Of course this can be done for as many race tracks as you can remember, such as Rouen-les-Essarts, Reims, Chimay etc, and then if you are planning to drive through France, Belgium, Germany or Italy next summer you can programme your satnav and detour to these old circuits. There, and I bet you thought that you would never find a use for those applications.

David Fisher, Sutton-in-Ashfield, Notts

Bell the bike star

Sir,

It gave me great pleasure to read Lunch with… Derek Bell in the September issue.

From 1967 to ’79, I was employed in motor sport in South Africa. This afforded me the opportunity to meet and sometimes work with some of the world’s top race/rally drivers and navigators of the time. Names such as Hannu Mikkola, Roger Clark, Tony Pond, David Richards, Simo Lampinen and Frank Gardner readily spring to mind.

After 1979 I changed course by buying a motorcycle dealership, but still kept involved in motor sport by running my own team in local motorcycle production racing. I think it was at the end of 1984, after the Kyalami 1000Kms endurance race, that Stewart Pegg, who was also a riding companion, asked me if I could arrange a trail ride with bikes for Derek and his son Justin.
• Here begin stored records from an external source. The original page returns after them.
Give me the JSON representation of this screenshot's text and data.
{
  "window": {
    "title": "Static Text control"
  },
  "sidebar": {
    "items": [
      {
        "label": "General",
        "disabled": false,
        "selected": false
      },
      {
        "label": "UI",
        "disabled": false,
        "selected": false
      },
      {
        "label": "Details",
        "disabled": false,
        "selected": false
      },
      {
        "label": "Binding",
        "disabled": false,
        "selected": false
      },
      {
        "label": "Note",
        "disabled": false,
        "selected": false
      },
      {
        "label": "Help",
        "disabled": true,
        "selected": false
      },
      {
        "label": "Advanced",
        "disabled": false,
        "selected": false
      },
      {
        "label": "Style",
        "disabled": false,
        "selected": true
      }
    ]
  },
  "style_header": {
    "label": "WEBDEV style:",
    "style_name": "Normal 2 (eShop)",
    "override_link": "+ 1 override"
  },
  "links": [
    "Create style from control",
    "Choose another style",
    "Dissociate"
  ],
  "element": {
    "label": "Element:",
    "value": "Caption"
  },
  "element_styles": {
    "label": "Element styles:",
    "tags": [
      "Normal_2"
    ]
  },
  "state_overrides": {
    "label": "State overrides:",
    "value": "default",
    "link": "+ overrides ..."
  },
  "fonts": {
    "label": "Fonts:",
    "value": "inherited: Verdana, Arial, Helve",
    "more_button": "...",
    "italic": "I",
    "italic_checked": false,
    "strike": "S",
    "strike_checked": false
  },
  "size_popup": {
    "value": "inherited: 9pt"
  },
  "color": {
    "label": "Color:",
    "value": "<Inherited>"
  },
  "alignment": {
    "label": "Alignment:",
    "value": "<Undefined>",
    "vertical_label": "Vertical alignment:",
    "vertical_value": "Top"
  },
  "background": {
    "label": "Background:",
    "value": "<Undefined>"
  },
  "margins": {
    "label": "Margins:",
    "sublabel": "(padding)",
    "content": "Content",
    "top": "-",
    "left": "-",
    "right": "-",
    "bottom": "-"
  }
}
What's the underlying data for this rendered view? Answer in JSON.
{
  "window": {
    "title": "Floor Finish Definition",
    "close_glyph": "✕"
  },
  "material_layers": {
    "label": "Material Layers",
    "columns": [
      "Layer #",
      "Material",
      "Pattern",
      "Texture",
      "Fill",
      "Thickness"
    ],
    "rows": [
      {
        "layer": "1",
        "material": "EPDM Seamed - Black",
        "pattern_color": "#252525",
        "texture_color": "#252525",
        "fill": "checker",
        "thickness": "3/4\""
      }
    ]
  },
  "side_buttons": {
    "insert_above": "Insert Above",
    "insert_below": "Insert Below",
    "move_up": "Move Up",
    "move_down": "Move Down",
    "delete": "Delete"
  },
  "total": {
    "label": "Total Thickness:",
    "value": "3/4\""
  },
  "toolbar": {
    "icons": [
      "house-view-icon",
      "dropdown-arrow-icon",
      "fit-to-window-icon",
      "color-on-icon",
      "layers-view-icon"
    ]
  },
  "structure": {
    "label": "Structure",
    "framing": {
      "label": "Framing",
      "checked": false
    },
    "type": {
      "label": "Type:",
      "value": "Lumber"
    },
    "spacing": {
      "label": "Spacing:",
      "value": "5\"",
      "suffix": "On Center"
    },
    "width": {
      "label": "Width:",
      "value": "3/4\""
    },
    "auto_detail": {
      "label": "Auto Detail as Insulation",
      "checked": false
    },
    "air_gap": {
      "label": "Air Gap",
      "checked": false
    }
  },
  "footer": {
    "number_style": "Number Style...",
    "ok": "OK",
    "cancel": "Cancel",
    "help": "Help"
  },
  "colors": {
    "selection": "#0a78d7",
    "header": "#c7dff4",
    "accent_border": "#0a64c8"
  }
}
Trail riding involves riding off-road bikes down paths and trails through the bush. There is always some trepidation when you lend motorcycles to strangers as you never know how well or how often they ride. Derek and Justin showed me how much natural talent they both have by tackling any obstacles easily and at the same time always being prepared to be part of the group.

Derek had offered me a lap as a passenger in his Porsche 962 around Kyalami the following year. Alas, this never materialised as the political situation worsened here and international racing disappeared.

Derek, a gentleman to the core, has left me feeling privileged to have spent time with a great driver.

Incidentally, I was sad to hear that Frank Gardner had passed away recently. I did a Springbok Series with him. What a character, with a wealth of knowledge when it came to sorting out saloon cars.

Rupert Culwick, Sabie, Mpumalanga, S Africa

Nelson nearly knobbled…

Sir,

I’d like to draw your attention to page 50 of the November issue of Motor Sport in which Nelson Piquet Sr says, “Imagine, I nearly lost a championship because I lost my knob!”

Am I right in thinking that if Mr Piquet’s knob had fallen off permanently then Mr Massa might well have been World Champion in 2008?

Nick Chandler, Medstead, Hants